Entries from a dataset of interfaces:
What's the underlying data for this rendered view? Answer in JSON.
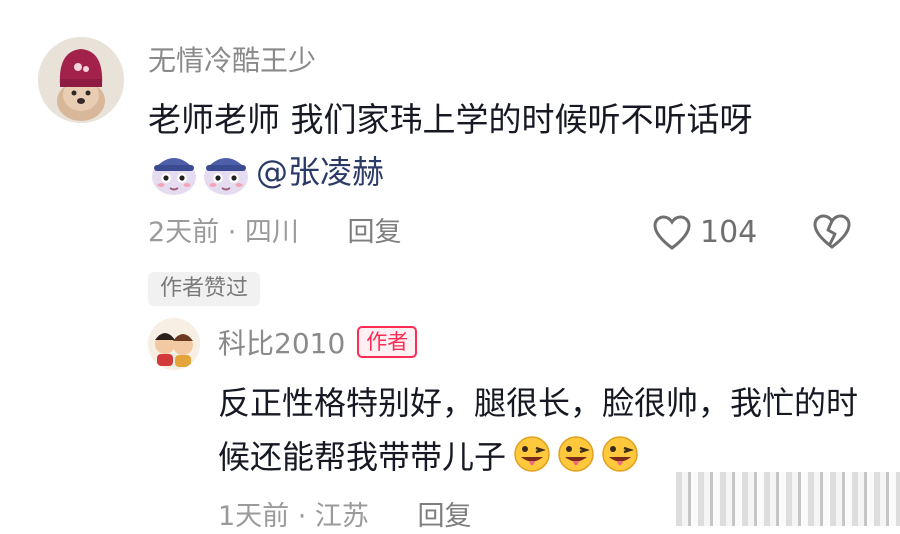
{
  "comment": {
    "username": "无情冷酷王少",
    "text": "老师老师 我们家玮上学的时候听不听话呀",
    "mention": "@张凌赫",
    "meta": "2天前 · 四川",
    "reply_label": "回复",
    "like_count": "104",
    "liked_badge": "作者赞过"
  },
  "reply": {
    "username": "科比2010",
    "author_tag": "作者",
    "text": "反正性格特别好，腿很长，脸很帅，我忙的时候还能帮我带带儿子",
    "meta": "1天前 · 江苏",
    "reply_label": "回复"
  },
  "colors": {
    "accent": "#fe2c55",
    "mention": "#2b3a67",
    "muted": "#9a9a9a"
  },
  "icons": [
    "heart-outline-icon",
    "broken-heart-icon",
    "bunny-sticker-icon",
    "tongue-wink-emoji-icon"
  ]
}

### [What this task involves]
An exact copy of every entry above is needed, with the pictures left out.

### [Solution]
What's the underlying data for this rendered view? Answer in JSON.
{
  "comment": {
    "username": "无情冷酷王少",
    "text": "老师老师 我们家玮上学的时候听不听话呀",
    "mention": "@张凌赫",
    "meta": "2天前 · 四川",
    "reply_label": "回复",
    "like_count": "104",
    "liked_badge": "作者赞过"
  },
  "reply": {
    "username": "科比2010",
    "author_tag": "作者",
    "text": "反正性格特别好，腿很长，脸很帅，我忙的时候还能帮我带带儿子",
    "meta": "1天前 · 江苏",
    "reply_label": "回复"
  },
  "colors": {
    "accent": "#fe2c55",
    "mention": "#2b3a67",
    "muted": "#9a9a9a"
  },
  "icons": [
    "heart-outline-icon",
    "broken-heart-icon",
    "bunny-sticker-icon",
    "tongue-wink-emoji-icon"
  ]
}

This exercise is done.